### Goal of the exercise
Among the entries below, find how many lines carry the word "Scripting" and state only that figure.

### Data supplied
========================================
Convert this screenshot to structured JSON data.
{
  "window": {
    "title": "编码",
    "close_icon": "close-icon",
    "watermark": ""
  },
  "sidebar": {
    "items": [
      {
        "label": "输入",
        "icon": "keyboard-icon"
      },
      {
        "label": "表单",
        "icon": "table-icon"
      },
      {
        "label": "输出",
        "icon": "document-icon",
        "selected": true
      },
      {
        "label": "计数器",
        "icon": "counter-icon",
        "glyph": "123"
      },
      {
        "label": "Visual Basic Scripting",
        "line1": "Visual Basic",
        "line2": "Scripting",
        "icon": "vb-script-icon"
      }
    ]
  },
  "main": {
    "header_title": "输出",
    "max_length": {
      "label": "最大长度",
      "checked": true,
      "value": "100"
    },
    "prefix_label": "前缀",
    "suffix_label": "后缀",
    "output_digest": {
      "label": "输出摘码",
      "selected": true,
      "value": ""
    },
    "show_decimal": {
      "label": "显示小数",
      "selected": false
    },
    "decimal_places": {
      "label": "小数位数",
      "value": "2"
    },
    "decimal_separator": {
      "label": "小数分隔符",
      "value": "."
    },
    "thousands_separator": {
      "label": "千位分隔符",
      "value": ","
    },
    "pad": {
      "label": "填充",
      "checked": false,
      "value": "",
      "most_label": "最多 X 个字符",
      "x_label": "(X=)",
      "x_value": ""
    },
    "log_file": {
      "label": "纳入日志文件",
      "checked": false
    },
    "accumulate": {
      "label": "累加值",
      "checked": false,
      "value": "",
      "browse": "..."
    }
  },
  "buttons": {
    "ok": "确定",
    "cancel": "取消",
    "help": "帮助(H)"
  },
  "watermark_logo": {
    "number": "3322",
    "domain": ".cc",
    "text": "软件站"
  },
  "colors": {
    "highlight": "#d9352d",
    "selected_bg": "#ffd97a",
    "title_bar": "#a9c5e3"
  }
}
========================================
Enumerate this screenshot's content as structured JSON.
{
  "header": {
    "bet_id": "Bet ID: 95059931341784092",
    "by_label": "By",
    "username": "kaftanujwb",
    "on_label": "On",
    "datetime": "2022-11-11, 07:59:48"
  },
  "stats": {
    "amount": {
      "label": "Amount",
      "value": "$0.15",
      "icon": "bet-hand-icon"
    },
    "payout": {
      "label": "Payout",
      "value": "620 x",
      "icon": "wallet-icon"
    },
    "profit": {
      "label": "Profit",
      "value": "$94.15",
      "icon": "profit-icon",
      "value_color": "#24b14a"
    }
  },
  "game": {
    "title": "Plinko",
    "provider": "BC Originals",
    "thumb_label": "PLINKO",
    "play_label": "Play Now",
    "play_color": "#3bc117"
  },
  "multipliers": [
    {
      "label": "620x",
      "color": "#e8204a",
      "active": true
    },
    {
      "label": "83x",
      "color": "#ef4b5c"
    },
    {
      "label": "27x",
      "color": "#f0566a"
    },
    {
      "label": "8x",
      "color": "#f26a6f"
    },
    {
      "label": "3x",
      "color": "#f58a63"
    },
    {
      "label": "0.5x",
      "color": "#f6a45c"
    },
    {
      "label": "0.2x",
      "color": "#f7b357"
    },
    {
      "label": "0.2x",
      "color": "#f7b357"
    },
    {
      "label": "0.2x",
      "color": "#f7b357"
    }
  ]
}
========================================
### Your response
2